THE EXPECTATIONTHE REALITY
1. DEBT
More than a third (38%) of young people who hope to go into higher education expect to owe up to 10,000 by the end of their course.
In fact:
The average amount of debt that young people incur in higher education is currently around 20,000*.
2. PROPERTY
More than 6 out of 10 young people (61%) expect to be able to buy a house by the time they are 25.

As many as 85% expect to be homeowners by the age of 30.

The average response for how much a typical three bedroom house should cost was 75,000.

In fact:
Only 14 per cent of homeowners in the UK are under 25**.

The average house price valued at 163,481 according to the Nationwide House Price Index.

3. SALARIES
Over half of those surveyed said they did not know how much they would be earning at different life stages (classified as ‘when they first finish their education’, ‘by the age of 25’, and ‘by the age of 35’).

In these three groups young people report expectations of:

  • 11,600 – when they first finish their education
  • 31,000 – by the age of 25
  • 51,800 – by the age of 35
In fact:
Young people’s salary expectations are over-inflated - average salaries are:
  • 18-21: 10,195***
  • 22-29: 20,962***
  • 30-39: 28,933***

Sources

  • * Debt figures: www.push.co.uk, the leading independent guide to UK universities, student life, gap years, open days, student finance
  • ** Homeowner age: English Household Survey data
  • *** Salaries: Office for National Statistics Annual Survey of Hours and Earnings

Note to editors:

About MoneySense
http://natwest.com/moneysense

MoneySense for Schools is the largest corporate financial capability programme in Great Britain.
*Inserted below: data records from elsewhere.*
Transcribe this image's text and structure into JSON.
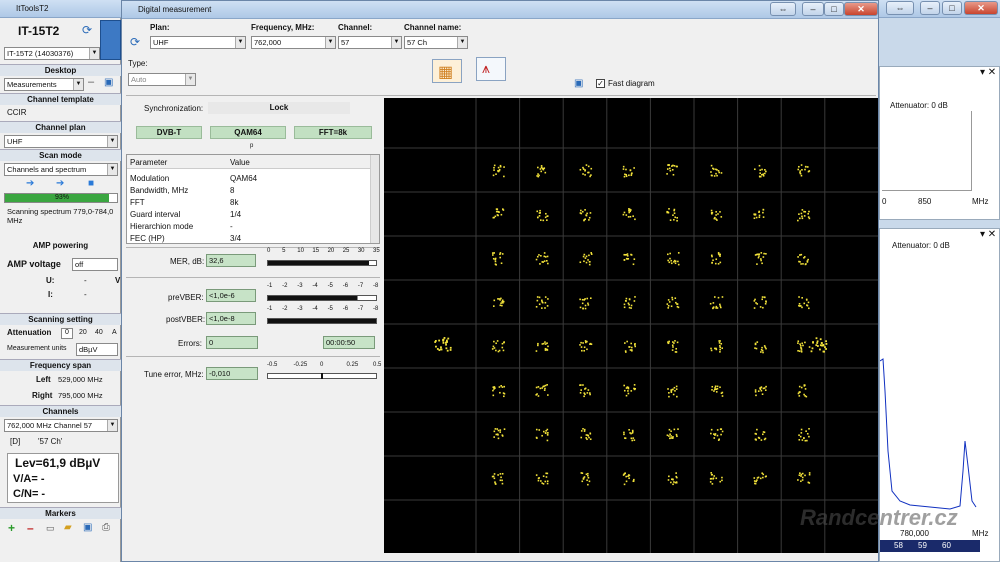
{
  "app": {
    "title": "ItToolsT2"
  },
  "left": {
    "device": "IT-15T2",
    "serial": "IT-15T2 (14030376)",
    "desktop_h": "Desktop",
    "desktop": "Measurements",
    "template_h": "Channel template",
    "template": "CCIR",
    "plan_h": "Channel plan",
    "plan": "UHF",
    "scan_h": "Scan mode",
    "scan": "Channels and spectrum",
    "progress": "93%",
    "progress_value": 0.93,
    "scan_status": "Scanning spectrum 779,0-784,0 MHz",
    "amp_h": "AMP powering",
    "amp_label": "AMP voltage",
    "amp_value": "off",
    "u_label": "U:",
    "u_val": "-",
    "i_label": "I:",
    "i_val": "-",
    "v_label": "V",
    "scanset_h": "Scanning setting",
    "atten_label": "Attenuation",
    "atten_opts": [
      "0",
      "20",
      "40",
      "A"
    ],
    "units_label": "Measurement units",
    "units": "dBµV",
    "span_h": "Frequency span",
    "left_label": "Left",
    "left_val": "529,000 MHz",
    "right_label": "Right",
    "right_val": "795,000 MHz",
    "channels_h": "Channels",
    "channel_sel": "762,000 MHz  Channel 57",
    "chan_d": "[D]",
    "chan_name": "'57 Ch'",
    "lev": "Lev=61,9 dBµV",
    "va": "V/A= -",
    "cn": "C/N= -",
    "markers_h": "Markers"
  },
  "dm": {
    "title": "Digital measurement",
    "plan_l": "Plan:",
    "plan": "UHF",
    "freq_l": "Frequency, MHz:",
    "freq": "762,000",
    "chan_l": "Channel:",
    "chan": "57",
    "name_l": "Channel name:",
    "name": "57 Ch",
    "type_l": "Type:",
    "type": "Auto",
    "fast": "Fast diagram",
    "sync_l": "Synchronization:",
    "sync": "Lock",
    "std": "DVB-T",
    "mod": "QAM64",
    "fft": "FFT=8k",
    "p": "p",
    "param_h": "Parameter",
    "value_h": "Value",
    "params": [
      [
        "Modulation",
        "QAM64"
      ],
      [
        "Bandwidth, MHz",
        "8"
      ],
      [
        "FFT",
        "8k"
      ],
      [
        "Guard interval",
        "1/4"
      ],
      [
        "Hierarchion mode",
        "-"
      ],
      [
        "FEC (HP)",
        "3/4"
      ]
    ],
    "mer_l": "MER, dB:",
    "mer": "32,6",
    "mer_value": 32.6,
    "mer_ticks": [
      "0",
      "5",
      "10",
      "15",
      "20",
      "25",
      "30",
      "35"
    ],
    "prevber_l": "preVBER:",
    "prevber": "<1,0e-6",
    "postvber_l": "postVBER:",
    "postvber": "<1,0e-8",
    "ber_ticks": [
      "-1",
      "-2",
      "-3",
      "-4",
      "-5",
      "-6",
      "-7",
      "-8"
    ],
    "errors_l": "Errors:",
    "errors": "0",
    "time": "00:00:50",
    "tune_l": "Tune error, MHz:",
    "tune": "-0,010",
    "tune_value": -0.01,
    "tune_ticks": [
      "-0.5",
      "-0.25",
      "0",
      "0.25",
      "0.5"
    ]
  },
  "rp": {
    "att1": "Attenuator: 0 dB",
    "ax1a": "0",
    "ax1b": "850",
    "ax1c": "MHz",
    "att2": "Attenuator: 0 dB",
    "ax2a": "780,000",
    "ax2b": "MHz",
    "chans": [
      "58",
      "59",
      "60"
    ]
  },
  "watermark": "Randcentrer.cz"
}
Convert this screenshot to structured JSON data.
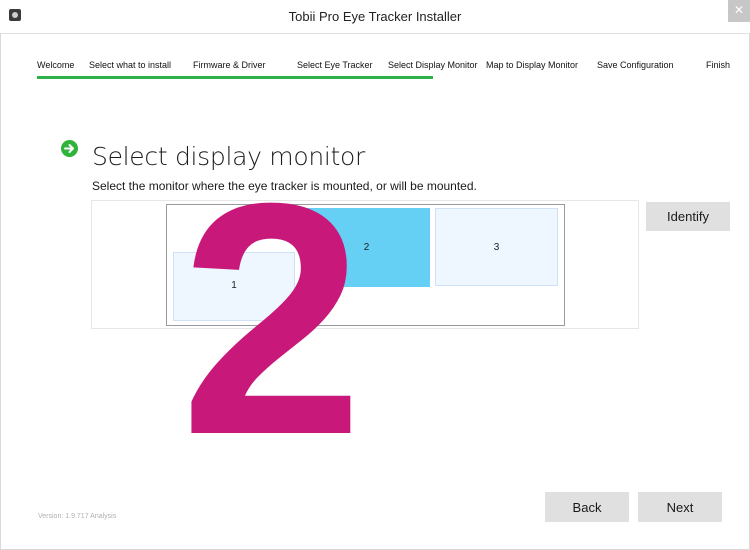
{
  "window": {
    "title": "Tobii Pro Eye Tracker Installer",
    "close_glyph": "✕"
  },
  "steps": [
    {
      "label": "Welcome"
    },
    {
      "label": "Select what to install"
    },
    {
      "label": "Firmware & Driver"
    },
    {
      "label": "Select Eye Tracker"
    },
    {
      "label": "Select Display Monitor"
    },
    {
      "label": "Map to Display Monitor"
    },
    {
      "label": "Save Configuration"
    },
    {
      "label": "Finish"
    }
  ],
  "progress": {
    "completed_steps": 5,
    "total_steps": 8,
    "color": "#2db24a"
  },
  "heading": {
    "title": "Select display monitor",
    "subtitle": "Select the monitor where the eye tracker is mounted, or will be mounted.",
    "icon": "arrow-right-circle-icon"
  },
  "monitors": [
    {
      "label": "1",
      "selected": false
    },
    {
      "label": "2",
      "selected": true
    },
    {
      "label": "3",
      "selected": false
    }
  ],
  "identify_label": "Identify",
  "overlay": {
    "text": "2",
    "color": "#c8197a"
  },
  "footer": {
    "version": "Version: 1.9.717 Analysis",
    "back_label": "Back",
    "next_label": "Next"
  },
  "colors": {
    "selected_monitor": "#66d0f4",
    "monitor_fill": "#eef6ff",
    "accent": "#2fb33a"
  }
}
The programme began in 1994 and has since grown to encompass a range of financial capability projects for adults, young people and vulnerable groups.

‘MoneySense’ incorporates ‘MoneySense for Schools’ and ‘MoneySense for Adults’. The impartial schools programme, delivers over 330,000 MoneySense lessons each year. There are 3,583 schools using MoneySense resources out of 5,703 secondary schools in the UK. It is aimed at the specific needs of young people and is provided to teachers free of charge. It seeks to develop business and financial skills among students and helps teachers deliver curriculum-linked ‘financial capability’ lessons. The materials, carefully thought out by teachers for teachers, deliver real-life activities in the classroom that are relevant to real life money management. A unique part of the programme is that it is delivered by NatWest employees in partnership with teachers.

About the RBS Group

The RBS Group is a large international banking and financial services company. Headquartered in Edinburgh, the Group operates in the United Kingdom, Europe, the Middle East, the Americas and Asia, serving over 30 million customers.

The Group provides a wide range of products and services to personal, commercial and large corporate and institutional customers through its two principal subsidiaries, The Royal Bank of Scotland and NatWest, as well as through a number of other well-known brands including Citizens, Charter One, Ulster Bank, Coutts, Direct Line and Churchill